Despite infrastructure, policy, and economic reforms during the last two decades, rural Senegal continues to face grave obstacles to development, especially in water and sanitation. Although Senegal is on track to meet the Millennium Development Goal (MDG) target for water, there is a large gap between urban and rural water access. While at least 98 percent of people in urban Senegal have access to safe water, only 62 percent of rural Senegalese do. Access to sanitation in Senegal falls below the MDG target, particularly in rural areas. In 2008, just 38 percent of people in rural Senegal had access to improved sanitation facilities – more than 1.5 million short of the MDG target for sanitation. This has deleterious effects on health in rural areas, as diarrhea is the second leading cause for death of children under 5 and accounts for more than 40,000 preventable deaths a year in Senegal.

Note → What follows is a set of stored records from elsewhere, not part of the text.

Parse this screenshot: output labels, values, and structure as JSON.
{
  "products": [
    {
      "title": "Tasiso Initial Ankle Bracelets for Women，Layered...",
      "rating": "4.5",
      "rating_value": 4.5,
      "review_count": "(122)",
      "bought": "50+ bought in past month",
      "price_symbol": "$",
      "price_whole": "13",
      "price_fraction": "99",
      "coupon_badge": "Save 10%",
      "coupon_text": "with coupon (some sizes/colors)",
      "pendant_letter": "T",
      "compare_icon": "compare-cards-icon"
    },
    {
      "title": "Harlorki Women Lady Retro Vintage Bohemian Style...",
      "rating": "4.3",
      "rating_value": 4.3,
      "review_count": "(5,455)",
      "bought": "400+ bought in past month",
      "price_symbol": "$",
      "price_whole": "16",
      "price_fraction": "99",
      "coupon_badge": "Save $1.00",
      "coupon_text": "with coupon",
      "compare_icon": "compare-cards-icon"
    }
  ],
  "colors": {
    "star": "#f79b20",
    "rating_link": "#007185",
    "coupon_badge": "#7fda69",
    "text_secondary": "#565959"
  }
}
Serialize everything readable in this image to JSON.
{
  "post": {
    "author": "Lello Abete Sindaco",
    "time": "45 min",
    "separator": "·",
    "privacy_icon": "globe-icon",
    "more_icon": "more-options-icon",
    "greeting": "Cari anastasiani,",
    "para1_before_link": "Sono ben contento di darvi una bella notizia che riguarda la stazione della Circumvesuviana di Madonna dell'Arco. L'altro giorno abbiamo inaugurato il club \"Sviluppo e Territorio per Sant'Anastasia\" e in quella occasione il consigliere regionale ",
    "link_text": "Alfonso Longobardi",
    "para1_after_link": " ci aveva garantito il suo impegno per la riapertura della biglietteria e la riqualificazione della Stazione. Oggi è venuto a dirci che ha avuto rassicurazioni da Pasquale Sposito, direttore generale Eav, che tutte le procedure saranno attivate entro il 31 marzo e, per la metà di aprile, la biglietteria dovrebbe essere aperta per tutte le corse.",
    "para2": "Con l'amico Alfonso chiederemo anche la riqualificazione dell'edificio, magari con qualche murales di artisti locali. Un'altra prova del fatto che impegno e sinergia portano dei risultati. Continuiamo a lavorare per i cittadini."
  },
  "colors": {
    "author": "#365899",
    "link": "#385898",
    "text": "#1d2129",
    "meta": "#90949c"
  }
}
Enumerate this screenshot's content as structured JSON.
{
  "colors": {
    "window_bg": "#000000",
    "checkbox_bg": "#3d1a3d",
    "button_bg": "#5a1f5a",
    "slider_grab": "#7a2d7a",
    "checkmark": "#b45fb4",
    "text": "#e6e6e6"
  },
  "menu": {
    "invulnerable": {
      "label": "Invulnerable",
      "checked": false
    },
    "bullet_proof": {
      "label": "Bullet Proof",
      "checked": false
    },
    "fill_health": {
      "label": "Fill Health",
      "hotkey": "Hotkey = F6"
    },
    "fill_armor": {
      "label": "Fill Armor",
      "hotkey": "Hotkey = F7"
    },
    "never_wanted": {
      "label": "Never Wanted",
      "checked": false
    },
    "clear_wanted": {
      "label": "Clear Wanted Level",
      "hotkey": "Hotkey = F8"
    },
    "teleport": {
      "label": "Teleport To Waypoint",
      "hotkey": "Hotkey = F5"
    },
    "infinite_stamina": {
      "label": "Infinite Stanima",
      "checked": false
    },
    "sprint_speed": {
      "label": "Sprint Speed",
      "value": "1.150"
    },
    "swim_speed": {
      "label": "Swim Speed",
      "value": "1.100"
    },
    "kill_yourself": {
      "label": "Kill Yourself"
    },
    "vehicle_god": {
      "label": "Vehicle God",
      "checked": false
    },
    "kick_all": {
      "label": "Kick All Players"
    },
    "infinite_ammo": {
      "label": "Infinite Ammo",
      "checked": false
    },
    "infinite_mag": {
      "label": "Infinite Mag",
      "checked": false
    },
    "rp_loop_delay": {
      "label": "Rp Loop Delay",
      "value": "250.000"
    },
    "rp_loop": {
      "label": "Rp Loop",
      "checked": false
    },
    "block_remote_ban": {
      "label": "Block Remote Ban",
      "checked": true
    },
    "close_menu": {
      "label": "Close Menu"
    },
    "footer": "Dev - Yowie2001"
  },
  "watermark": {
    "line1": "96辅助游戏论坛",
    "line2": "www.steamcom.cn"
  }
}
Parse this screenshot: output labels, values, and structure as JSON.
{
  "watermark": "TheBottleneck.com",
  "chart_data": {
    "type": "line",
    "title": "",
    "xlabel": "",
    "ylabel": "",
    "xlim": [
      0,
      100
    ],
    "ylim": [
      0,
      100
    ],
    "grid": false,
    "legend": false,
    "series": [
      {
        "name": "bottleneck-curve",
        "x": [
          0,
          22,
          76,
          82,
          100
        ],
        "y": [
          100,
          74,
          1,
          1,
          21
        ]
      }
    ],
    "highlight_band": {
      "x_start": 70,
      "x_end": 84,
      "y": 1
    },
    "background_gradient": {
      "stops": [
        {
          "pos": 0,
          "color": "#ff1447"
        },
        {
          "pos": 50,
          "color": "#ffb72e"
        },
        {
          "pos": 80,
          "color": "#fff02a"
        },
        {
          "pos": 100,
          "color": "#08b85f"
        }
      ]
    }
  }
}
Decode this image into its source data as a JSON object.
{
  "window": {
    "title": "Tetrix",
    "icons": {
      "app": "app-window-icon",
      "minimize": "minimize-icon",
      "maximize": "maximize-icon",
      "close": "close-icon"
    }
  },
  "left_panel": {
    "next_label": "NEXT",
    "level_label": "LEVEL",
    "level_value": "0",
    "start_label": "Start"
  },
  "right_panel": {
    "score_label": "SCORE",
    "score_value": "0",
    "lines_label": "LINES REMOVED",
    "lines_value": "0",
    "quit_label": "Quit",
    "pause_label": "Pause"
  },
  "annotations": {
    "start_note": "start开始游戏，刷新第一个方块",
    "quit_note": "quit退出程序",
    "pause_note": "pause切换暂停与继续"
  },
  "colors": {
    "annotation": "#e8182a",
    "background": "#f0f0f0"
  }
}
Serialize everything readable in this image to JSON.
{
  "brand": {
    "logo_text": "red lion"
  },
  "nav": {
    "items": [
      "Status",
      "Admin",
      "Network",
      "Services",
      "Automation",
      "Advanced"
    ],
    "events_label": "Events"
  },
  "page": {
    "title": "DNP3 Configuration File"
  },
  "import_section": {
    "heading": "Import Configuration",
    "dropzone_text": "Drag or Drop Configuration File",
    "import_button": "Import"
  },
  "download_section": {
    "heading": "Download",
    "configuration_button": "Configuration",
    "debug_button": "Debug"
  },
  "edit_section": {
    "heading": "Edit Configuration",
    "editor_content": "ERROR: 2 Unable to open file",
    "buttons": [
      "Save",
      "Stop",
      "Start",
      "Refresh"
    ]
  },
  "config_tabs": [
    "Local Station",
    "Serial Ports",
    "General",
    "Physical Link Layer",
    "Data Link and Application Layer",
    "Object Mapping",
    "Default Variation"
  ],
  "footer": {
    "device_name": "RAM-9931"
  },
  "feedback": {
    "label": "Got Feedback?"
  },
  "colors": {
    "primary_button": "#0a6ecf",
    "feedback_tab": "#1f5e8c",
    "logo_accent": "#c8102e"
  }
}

In 2009, the existing Water and Development Alliance (WADA), a global public-private partnership between USAID and The Coca-Cola Company, was approached about supporting efforts to improve access to water and sanitation in rural Senegal. Coca-Cola and USAID launched the WADA partnership in 2005 and have jointly invested over $31 million dollars in a wide variety of water sector activities in 24 countries around the world since then. For each WADA country program, USAID and CocaCola together identify specific water sector goals, and develop and implement programs to address the challenges identified. In Senegal, a local partnership relationship between Coca-Cola and USAID needed to be nurtured to identify comparative strengths and priorities of each organization and agree on key areas of alignment that best addressed the needs of the people of Senegal. This involved finding a way to effectively marry CocaCola’s long commitment to increasing access to drinking water with USAID/ Senegal’s commitment to support the Government of Senegal’s objective to increase sanitation coverage.